Our data present the first evidence that responses of mouse and mudpuppy taste cells to the bitter stimulus denatonium involve Ca2+ influx in addition to release of Ca2+ from intracellular stores. Also, we show that Necturus taste cells often generate oscillatory Ca2+ responses to denatonium, which also require Ca2+ influx. Although the Ca2+ influx is most apparent during the sustained phase, even the transient response is decreased in many taste cells in Ca2+ free (i.e., Fig. 1), suggesting that the Ca2+ influx begins during the Ca2+ release phase of the response. These data suggest that Ca2+ influx plays a role in bitter taste transduction, in that it contributes to the increase in intracellular Ca2+, which would regulate synaptic transmission to the afferent nerve. Further studies will be required to demonstrate direct evidence for the role of Ca2+influx via store-operated Ca2+ channels in taste transduction.

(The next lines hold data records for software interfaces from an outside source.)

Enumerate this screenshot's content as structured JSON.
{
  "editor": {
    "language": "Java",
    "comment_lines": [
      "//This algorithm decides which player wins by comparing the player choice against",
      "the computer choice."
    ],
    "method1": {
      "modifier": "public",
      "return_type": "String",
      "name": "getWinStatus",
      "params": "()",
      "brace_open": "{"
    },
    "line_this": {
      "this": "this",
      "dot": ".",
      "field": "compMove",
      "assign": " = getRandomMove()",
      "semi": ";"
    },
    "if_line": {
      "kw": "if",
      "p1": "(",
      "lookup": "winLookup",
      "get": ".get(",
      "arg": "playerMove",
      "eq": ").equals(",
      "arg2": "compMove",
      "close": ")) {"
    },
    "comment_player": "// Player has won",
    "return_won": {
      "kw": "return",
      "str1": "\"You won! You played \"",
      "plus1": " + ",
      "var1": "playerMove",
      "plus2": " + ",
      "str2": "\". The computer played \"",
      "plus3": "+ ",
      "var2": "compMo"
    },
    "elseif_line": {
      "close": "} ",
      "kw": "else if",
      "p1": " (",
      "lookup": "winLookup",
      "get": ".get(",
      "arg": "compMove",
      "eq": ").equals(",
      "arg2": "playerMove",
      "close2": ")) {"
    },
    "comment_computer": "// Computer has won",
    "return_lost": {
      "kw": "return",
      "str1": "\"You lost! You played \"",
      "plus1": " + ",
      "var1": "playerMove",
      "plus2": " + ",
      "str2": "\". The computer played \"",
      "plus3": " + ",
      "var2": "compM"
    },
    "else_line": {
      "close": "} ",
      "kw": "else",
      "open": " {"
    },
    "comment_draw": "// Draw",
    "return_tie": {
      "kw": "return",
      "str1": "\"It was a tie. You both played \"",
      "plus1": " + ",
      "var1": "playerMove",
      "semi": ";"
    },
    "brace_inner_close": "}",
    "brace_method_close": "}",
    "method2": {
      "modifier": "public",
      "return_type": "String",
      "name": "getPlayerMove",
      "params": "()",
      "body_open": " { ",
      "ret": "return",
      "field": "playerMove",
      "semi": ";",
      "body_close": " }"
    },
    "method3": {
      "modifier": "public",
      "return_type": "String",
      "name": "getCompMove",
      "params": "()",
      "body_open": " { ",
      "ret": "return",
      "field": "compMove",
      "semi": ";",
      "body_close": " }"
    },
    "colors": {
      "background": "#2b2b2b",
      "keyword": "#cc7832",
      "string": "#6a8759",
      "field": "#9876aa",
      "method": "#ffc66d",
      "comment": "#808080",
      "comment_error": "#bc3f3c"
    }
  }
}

Experiments with thapsigargin show that store-operated Ca2+ channels are present in denatonium-responsive taste cells of mudpuppy and mouse. It is likely that the store-operated channels are responsible for the Ca2+ influx, since treatment with thapsigargin inhibited subsequent responses to denatonium. Involvement of voltage-gated Ca2+ currents in the Ca2+ influx is unlikely in mudpuppy taste cells, since denatonium hyperpolarizes these cells (Ogura et al. 1997). However, we cannot rule out the participation of other ion channels, particularly in mouse, since detailed pharmacological manipulation could not be performed due to the scarcity of bitter responses. One of the functions of store-operated Ca2+ channels is refilling the Ca2+ stores (Parekh and Penner 1997). Therefore Ca2+ influx in response to denatonium is likely also to be involved in long-term Ca2+ homeostasis. Rapid refilling of stores may be important for repetitive responses to bitter stimuli.
Recently, a specific transient receptor potential (TRP) channel, TRP-T, was identified in mammalian taste cells (Perez et al. 2002). TRP-T is co-expressed in taste cells with α-gustducin, γ13, PLCβ2; and Type III IP3 receptor (Clapp et al. 2001; Perez et al. 2001). Is TRP-T the store-operated channel that mediates bitter compound denatonium-stimulated Ca2+ influx? Recent evidence suggests that store-operated Ca2+ influx may be mediated by TRP channels (Birnbaumer et al. 2000). Although the mechanism of their activation is not clear, activation of PLC or Ca2+ store depletion appears to be required for their activation. Our data are consistent with these requirements. Further experiments will be required to demonstrate the precise role of TRP-T in Ca2+ influx following bitter stimulation.
R. F. Margolskee is an Associate Investigator of the Howard Hughes Medical Institute.
This work was supported by National Institute on Deafness and Other Communication Disorders Grants DC-00766 and DC-00244 to S. C. Kinnamon and DC-03055 and DC-03155 to R. F. Margolskee.
Address for reprint requests: T. Ogura, Dept. of Anatomy and Neurobiology, Colorado State University, Fort Collins, CO 80523 (E-mail:).
- Copyright © 2002 The American Physiological Society